But when same-sex partners have a child -- whether by divorce, adoption, or third-party reproduction -- that child is not biologically related to at least one of the partners.  So that partner was not listed on the child’s birth certificate. 

Of course, adoption also involves parents who are not biologically related.  But they undergo a long, complex process to attain the same legal status as biological parents.  What homosexual activists wanted was the presumption of parentage so they would not have to go through the adoption process.  And that’s what Obergefell gave them.  As Yale law professor Douglas NeJaime explains, the majority “affirmed a model of parenthood based on chosen, functional bonds rather than biology alone.”

In short, when legal marriage was reduced to an emotional bond formalized by a contract, legal parenthood was reduced to a contract as well. 

And who defines the terms of the contract? The state. 

Until now, the state has been called on to assign parenthood only in rare cases of contested custody, when an adult who is not a biological parent wants parental rights, such as a stepparent, grandparent, or same-sex partner.  The state then asks questions such as: Did the child call this adult “mother”? How much time did they spend together? The court has to decide who counts as a parent on relatively subjective grounds.

What the 2017 ruling means is that, in principle, the state now decides who counts as a parent for all children.  Parental rights and responsibilities no longer belong to biological parents by default but are rights to be distributed at the pleasure of a bureaucratic state.  It will be much easier for government authorities to intrude into the family, make decisions about how children are raised and educated, or even remove them from the home.

Put bluntly, you are now your child’s legal parent only by permission of the state.  And what the state gives, the state can take away. 

Authoritarian governments have always sought to bring the family under greater state control so they can inculcate their own ideology into young minds and create docile citizens.  This is a clue to an important principle -- that families are a crucial means of protecting pre-political rights and limiting the power of the state.  The family is the first of what Edmund Burke famously called the “little platoons” that stand between the individual and an overweening state.

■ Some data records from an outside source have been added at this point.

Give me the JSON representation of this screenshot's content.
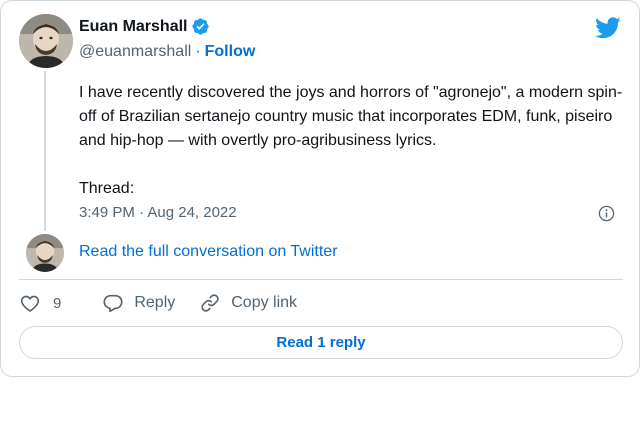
{
  "author": {
    "name": "Euan Marshall",
    "handle": "@euanmarshall",
    "separator": "·",
    "follow_label": "Follow"
  },
  "tweet": {
    "text_paragraph_1": "I have recently discovered the joys and horrors of \"agronejo\", a modern spin-off of Brazilian sertanejo country music that incorporates EDM, funk, piseiro and hip-hop — with overtly pro-agribusiness lyrics.",
    "text_paragraph_2": "Thread:",
    "timestamp": "3:49 PM · Aug 24, 2022"
  },
  "conversation_link": "Read the full conversation on Twitter",
  "actions": {
    "like_count": "9",
    "reply_label": "Reply",
    "copy_link_label": "Copy link"
  },
  "read_replies_label": "Read 1 reply",
  "colors": {
    "brand_blue": "#1d9bf0",
    "link_blue": "#006fd6",
    "text_primary": "#0f1419",
    "text_secondary": "#536471",
    "border": "#cfd9de"
  },
  "icons": {
    "brand": "twitter-bird-icon",
    "verified": "verified-badge-icon",
    "info": "info-icon",
    "like": "heart-icon",
    "reply": "speech-bubble-icon",
    "copy": "link-icon"
  }
}
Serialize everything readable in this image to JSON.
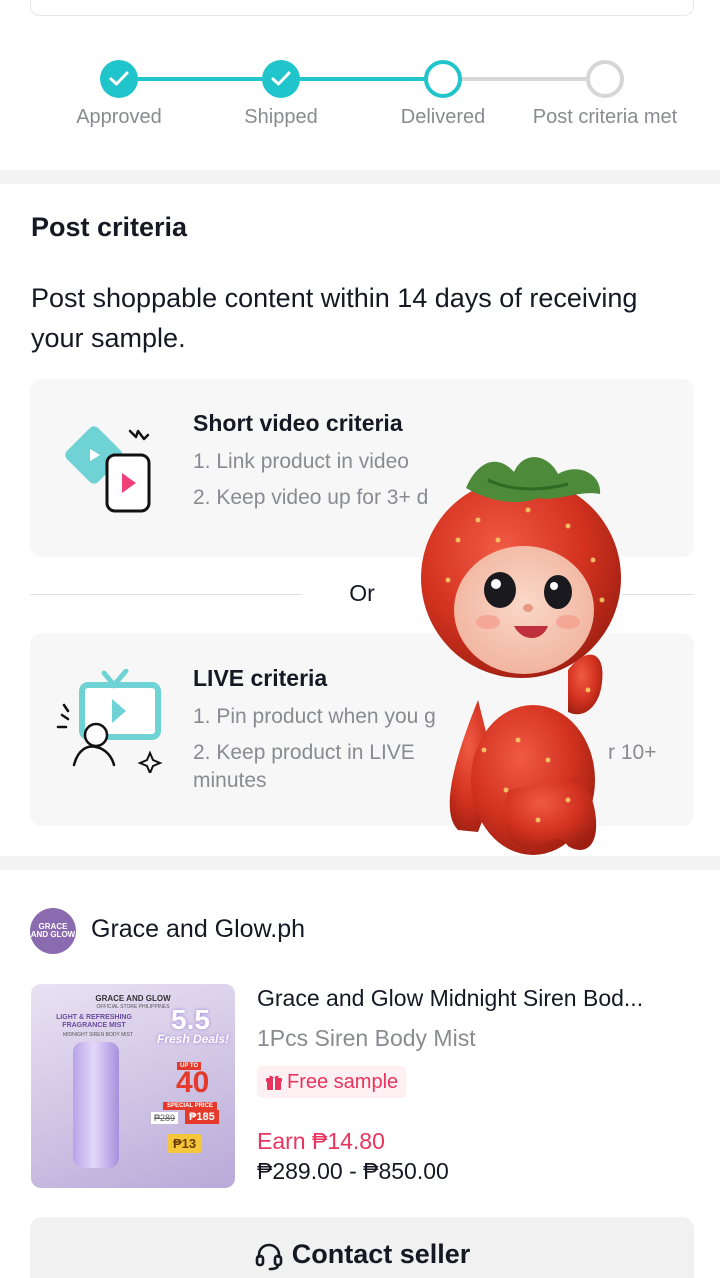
{
  "progress": {
    "steps": [
      {
        "label": "Approved",
        "state": "done"
      },
      {
        "label": "Shipped",
        "state": "done"
      },
      {
        "label": "Delivered",
        "state": "current"
      },
      {
        "label": "Post criteria met",
        "state": "todo"
      }
    ]
  },
  "criteria": {
    "title": "Post criteria",
    "description": "Post shoppable content within 14 days of receiving your sample.",
    "short_video": {
      "title": "Short video criteria",
      "line1": "1. Link product in video",
      "line2": "2. Keep video up for 3+ d"
    },
    "or_label": "Or",
    "live": {
      "title": "LIVE criteria",
      "line1": "1. Pin product when you g",
      "line2a": "2. Keep product in LIVE",
      "line2b": "r 10+",
      "line3": "minutes"
    }
  },
  "seller": {
    "avatar_text": "GRACE AND GLOW",
    "name": "Grace and Glow.ph"
  },
  "product": {
    "image_brand": "GRACE AND GLOW",
    "image_sub": "OFFICIAL STORE PHILIPPINES",
    "image_product": "LIGHT & REFRESHING FRAGRANCE MIST",
    "image_variant": "MIDNIGHT SIREN BODY MIST",
    "image_promo": "5.5",
    "image_promo_sub": "Fresh Deals!",
    "image_upto": "UP TO",
    "image_discount": "40",
    "image_special": "SPECIAL PRICE",
    "image_old_price": "₱289",
    "image_new_price": "₱185",
    "image_voucher": "₱13",
    "title": "Grace and Glow Midnight Siren Bod...",
    "variant": "1Pcs Siren Body Mist",
    "badge": "Free sample",
    "earn": "Earn ₱14.80",
    "price_range": "₱289.00 - ₱850.00"
  },
  "contact": {
    "label": "Contact seller"
  },
  "colors": {
    "accent_teal": "#20c4cb",
    "brand_pink": "#e8345e",
    "muted_text": "#8a8b91"
  }
}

Kennedy is still clueless about the destructive impact of Obergefell. It laid the legal basis for the dissolution of the natural family and its replacement by contractual relationships regulated by an authoritarian state.

And those who suffer most from his hubris will be the nation’s children. 

Nancy Pearcey is professor and scholar in residence at Houston Baptist University and editor-at-large of the Pearcey Report. Her books include Total Truth and Love Thy Body: Answering Hard Questions about Life & Sexuality.